backtop


Print 94 comment(s) - last by ElFenix.. on Oct 18 at 10:08 PM


  (Source: AnandTech)
Newegg lists Windows Home Sever OEM for $190

Microsoft is finally ready to roll with its Windows Home Server software platform. The Redmond, Washington-based software company pushed out a release candidate version of the software in June and released it to manufacturing in mid-July.

Microsoft Windows Home Server (32-bit) is now available to purchase by anyone looking to turn an old PC into a multi-functional storage/media/backup/remote access hub. Newegg lists the OEM version of the software on its website for $189.99.

Windows Home Server doesn't feature outlandish system requirements and will likely run just fine on a machine that is four or five years old. The bare minimum requirements are a 1GHz Pentium III processor and 512MB of RAM and many users have found much success with similar hardware.

For those that would prefer to buy a pre-built Windows Home Server system, there are plenty of solutions on the way. HP has a $599, 500GB EX470 server and a $799, 1TB EX475 server while competing solutions from Velocity Micro are also in the works.

Other companies who will produce Windows Home Server systems include Fujitsu-Siemens, Gateway, Iomega LaCie and Medion.

For more information on Windows Home Server and all of its features, be sure to check out AnandTech's preview.



Comments     Threshold


This article is over a month old, voting and posting comments is disabled

RE: Why no $70 upgrade version?
By mcnabney on 10/11/2007 6:53:44 PM , Rating: 2
It may be based on Server 2003, but it is crippled. The value of Server 2003 licensing is based upon the commercial marketplace. It is a tool to make money. In the home setting it loses all of that value. Outlook Express = Free. Microsoft Exchange and Outlook = very expensive. Home Server is much more of an Outlook Express-like product. Based upon a more expensive product, but designed to be Cheap and simple.
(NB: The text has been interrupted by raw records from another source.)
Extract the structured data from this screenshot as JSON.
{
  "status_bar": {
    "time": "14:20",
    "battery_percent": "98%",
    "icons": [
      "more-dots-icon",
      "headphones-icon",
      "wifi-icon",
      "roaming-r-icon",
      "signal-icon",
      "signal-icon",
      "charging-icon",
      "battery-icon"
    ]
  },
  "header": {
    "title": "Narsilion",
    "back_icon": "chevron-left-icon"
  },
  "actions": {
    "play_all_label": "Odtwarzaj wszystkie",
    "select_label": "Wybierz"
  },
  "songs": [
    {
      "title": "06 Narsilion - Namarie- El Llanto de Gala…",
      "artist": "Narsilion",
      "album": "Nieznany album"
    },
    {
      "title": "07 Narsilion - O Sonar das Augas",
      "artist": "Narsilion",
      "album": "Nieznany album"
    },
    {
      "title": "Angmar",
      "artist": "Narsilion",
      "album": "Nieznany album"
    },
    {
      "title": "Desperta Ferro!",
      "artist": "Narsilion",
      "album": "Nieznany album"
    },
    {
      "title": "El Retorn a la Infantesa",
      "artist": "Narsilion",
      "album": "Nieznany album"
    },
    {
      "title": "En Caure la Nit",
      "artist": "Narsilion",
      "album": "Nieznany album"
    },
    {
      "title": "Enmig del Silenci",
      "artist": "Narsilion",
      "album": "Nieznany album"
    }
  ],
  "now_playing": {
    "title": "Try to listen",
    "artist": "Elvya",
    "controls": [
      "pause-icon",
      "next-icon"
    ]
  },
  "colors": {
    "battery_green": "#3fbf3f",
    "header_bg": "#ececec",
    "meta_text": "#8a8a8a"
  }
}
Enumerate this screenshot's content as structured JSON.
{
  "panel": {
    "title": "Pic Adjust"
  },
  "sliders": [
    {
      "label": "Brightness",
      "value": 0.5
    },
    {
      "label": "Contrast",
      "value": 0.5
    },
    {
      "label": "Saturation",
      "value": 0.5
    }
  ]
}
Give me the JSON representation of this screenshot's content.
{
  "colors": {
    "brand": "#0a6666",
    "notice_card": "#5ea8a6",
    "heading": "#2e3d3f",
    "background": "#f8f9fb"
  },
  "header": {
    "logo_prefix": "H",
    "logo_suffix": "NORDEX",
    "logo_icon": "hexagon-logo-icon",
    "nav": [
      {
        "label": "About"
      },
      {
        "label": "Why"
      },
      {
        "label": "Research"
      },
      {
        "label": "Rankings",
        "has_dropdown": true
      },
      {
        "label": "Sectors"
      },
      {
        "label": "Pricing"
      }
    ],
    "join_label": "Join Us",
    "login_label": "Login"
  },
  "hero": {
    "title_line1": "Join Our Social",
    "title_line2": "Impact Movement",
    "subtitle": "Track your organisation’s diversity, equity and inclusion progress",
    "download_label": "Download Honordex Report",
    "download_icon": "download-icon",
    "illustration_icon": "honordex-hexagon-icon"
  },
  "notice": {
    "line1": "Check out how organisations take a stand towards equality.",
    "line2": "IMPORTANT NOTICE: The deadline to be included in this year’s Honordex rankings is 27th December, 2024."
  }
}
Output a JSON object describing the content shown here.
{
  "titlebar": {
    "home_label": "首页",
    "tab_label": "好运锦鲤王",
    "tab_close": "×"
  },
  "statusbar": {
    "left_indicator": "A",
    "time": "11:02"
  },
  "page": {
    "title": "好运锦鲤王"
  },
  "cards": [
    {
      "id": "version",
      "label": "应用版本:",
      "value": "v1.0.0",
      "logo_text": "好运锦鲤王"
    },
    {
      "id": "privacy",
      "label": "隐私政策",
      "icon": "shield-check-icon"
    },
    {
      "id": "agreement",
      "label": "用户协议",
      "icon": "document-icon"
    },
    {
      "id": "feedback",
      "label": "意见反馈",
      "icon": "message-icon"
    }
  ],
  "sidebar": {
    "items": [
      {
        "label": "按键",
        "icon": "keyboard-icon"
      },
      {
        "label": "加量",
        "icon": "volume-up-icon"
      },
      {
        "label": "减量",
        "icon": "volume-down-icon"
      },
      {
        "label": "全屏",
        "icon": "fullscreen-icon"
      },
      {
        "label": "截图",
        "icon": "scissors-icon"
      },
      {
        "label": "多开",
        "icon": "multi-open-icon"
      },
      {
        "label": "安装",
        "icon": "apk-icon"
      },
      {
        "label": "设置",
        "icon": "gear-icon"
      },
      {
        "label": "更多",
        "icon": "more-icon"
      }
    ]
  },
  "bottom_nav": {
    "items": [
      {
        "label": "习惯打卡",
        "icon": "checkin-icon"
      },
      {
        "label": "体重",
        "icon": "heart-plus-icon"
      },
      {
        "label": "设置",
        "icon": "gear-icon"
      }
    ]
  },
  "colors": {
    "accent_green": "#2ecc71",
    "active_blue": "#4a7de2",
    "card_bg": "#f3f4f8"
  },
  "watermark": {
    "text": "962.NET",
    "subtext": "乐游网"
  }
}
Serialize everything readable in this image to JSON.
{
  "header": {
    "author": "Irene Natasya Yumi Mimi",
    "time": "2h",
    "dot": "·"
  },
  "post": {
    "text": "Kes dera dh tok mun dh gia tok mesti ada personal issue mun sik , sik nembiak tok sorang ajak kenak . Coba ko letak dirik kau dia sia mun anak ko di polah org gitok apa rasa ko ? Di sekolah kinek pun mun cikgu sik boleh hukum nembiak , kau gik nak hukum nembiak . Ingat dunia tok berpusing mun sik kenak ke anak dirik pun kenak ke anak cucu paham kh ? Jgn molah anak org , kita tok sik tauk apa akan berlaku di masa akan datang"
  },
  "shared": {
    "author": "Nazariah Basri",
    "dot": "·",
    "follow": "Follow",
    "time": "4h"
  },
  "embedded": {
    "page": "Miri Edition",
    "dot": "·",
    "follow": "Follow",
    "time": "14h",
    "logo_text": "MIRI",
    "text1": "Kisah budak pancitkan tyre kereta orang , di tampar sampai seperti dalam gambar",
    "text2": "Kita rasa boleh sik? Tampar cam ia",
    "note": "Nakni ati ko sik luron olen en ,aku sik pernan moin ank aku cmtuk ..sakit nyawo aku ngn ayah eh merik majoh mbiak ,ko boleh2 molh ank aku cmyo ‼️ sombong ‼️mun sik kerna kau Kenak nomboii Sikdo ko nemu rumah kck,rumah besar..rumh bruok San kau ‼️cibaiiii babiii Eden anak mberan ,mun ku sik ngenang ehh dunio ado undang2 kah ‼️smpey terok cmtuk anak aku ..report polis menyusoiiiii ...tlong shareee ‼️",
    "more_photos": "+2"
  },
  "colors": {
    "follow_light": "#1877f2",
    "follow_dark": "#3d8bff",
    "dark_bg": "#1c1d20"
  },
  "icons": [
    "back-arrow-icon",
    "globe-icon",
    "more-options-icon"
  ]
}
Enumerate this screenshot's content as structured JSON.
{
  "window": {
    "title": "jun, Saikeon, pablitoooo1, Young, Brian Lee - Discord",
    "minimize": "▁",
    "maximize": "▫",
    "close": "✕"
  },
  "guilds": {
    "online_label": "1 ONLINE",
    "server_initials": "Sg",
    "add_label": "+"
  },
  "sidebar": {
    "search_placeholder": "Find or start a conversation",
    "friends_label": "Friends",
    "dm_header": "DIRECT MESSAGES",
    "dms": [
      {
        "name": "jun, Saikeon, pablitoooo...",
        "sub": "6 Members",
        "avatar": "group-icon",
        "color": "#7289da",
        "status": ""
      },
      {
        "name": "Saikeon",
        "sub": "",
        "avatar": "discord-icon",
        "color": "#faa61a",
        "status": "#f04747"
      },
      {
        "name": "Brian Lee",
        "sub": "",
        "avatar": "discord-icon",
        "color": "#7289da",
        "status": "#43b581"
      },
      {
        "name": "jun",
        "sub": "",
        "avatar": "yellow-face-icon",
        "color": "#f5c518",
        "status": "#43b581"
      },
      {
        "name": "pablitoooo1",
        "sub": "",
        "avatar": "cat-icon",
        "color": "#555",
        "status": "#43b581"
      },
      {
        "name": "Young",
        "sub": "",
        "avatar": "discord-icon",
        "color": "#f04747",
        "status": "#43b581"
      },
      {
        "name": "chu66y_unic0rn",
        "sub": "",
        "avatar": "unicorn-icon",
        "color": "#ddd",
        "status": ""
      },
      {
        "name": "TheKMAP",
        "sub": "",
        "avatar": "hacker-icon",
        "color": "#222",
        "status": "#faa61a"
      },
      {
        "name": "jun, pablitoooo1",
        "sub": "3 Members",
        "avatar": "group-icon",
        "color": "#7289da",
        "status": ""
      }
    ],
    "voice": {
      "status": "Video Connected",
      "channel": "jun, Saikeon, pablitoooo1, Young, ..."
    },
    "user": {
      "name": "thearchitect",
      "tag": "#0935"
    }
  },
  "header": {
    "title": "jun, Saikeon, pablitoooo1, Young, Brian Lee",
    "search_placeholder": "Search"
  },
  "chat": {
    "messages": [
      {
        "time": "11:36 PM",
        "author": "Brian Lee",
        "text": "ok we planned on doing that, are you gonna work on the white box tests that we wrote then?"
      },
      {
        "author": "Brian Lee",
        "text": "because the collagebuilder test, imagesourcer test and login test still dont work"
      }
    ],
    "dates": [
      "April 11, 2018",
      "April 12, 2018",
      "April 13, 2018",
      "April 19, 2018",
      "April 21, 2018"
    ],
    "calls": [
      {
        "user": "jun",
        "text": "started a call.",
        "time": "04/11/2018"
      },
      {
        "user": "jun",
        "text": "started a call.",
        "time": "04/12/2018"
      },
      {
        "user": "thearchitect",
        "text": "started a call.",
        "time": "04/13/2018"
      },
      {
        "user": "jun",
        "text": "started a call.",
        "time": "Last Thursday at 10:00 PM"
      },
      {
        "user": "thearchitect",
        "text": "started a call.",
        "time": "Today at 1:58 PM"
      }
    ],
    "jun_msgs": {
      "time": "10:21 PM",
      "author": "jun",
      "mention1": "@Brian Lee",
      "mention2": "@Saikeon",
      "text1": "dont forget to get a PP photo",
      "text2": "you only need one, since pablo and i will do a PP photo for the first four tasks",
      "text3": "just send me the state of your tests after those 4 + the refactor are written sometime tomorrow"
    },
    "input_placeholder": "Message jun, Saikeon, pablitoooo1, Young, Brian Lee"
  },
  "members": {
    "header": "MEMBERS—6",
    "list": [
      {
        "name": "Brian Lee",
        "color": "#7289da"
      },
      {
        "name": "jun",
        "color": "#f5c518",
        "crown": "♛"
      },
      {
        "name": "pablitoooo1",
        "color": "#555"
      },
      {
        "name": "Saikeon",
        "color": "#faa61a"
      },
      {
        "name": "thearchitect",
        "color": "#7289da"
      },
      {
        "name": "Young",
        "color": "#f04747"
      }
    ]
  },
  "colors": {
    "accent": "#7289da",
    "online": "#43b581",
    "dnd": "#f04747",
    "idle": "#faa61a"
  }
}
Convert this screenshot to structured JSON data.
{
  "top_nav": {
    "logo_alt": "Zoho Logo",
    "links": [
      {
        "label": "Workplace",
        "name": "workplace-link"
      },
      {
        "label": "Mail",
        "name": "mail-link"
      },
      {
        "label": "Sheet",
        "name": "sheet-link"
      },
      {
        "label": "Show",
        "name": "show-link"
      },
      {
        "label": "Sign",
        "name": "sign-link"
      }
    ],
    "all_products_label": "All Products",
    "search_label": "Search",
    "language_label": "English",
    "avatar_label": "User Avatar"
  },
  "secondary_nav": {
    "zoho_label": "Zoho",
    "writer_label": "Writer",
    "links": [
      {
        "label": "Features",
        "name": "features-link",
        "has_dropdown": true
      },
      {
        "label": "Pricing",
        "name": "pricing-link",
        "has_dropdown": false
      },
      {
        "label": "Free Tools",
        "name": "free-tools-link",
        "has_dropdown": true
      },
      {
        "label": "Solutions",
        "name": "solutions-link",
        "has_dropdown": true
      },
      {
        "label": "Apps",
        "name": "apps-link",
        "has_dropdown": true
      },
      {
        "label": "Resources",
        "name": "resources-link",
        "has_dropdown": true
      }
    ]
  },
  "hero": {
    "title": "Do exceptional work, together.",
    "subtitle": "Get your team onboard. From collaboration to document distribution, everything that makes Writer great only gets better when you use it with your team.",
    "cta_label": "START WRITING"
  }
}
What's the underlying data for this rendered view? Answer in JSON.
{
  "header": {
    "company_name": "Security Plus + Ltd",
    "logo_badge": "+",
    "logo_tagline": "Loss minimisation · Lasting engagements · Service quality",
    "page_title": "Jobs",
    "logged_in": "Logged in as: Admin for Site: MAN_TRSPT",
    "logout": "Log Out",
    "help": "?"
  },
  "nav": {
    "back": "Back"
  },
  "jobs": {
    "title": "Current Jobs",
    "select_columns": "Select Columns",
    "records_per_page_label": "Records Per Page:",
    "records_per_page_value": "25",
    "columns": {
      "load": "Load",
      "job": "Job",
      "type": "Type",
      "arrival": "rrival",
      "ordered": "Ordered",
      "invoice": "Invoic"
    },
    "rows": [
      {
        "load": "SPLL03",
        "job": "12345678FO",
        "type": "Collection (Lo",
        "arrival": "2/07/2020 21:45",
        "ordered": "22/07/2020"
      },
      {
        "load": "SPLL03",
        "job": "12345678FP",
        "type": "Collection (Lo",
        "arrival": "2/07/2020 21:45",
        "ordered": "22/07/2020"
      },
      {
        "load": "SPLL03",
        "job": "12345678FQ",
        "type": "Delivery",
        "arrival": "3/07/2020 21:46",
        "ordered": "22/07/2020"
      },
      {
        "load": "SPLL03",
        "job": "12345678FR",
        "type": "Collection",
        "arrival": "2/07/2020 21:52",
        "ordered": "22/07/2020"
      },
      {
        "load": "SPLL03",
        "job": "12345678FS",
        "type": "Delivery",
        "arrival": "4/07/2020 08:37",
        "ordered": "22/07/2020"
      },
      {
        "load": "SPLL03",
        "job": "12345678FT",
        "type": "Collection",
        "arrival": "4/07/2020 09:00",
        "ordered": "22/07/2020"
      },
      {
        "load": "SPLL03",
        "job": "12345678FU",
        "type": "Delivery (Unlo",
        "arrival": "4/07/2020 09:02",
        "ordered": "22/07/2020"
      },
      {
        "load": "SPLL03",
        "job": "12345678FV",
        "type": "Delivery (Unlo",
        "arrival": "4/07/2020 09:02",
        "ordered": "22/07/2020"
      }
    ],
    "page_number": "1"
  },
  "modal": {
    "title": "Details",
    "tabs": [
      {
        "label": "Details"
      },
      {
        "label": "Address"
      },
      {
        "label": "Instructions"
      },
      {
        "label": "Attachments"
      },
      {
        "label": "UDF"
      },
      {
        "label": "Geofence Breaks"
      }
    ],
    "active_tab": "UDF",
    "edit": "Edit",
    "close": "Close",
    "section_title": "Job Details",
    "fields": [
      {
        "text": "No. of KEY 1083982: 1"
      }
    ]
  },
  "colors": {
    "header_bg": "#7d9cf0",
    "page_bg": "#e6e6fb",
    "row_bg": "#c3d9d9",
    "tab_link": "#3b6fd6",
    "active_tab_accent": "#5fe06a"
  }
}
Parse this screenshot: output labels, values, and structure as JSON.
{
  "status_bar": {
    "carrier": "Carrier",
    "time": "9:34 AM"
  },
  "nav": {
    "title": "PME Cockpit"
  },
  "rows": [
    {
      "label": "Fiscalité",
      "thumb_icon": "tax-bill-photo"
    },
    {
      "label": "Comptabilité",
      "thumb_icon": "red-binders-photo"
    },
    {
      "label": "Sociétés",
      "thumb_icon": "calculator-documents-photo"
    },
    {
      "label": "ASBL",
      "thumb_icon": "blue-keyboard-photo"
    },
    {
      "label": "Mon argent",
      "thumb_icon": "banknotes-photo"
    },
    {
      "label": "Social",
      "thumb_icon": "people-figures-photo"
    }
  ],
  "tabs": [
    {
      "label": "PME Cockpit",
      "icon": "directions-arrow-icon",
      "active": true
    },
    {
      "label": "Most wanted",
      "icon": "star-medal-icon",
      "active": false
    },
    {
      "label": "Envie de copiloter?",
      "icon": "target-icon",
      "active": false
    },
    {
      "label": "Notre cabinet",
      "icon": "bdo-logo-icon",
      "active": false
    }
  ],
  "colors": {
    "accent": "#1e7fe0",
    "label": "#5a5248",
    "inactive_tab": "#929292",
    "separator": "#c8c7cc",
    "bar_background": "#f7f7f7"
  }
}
I have always purchased OEM versions of NT/XP/Vista for considerably less for the hardware I assemble myself. But that is a fair price because I actually utilize the O/S in many ways every day. The Home Server O/S is only interacted with when it needs to be managed. Much like a router would need only occasional interaction. The rest of the time Home Server needs to manage only the most basic I/O requirments (this is why a $10 CPU will do). The Home Server O/S just doesn't add any value to the user's experience.

A good comparison would be a NAS, which can be purchased for a little more than the O/S cost alone.

A better comparison would be for hardware companies to build the same type of Home Server products that we are anticipating, but using Linux to save on the inflated O/S costs.


"Game reviewers fought each other to write the most glowing coverage possible for the powerhouse Sony, MS systems. Reviewers flipped coins to see who would review the Nintendo Wii. The losers got stuck with the job." -- Andy Marken














botimage
Copyright 2014 DailyTech LLC. - RSS Feed | Advertise | About Us | Ethics | FAQ | Terms, Conditions & Privacy Information | Kristopher Kubicki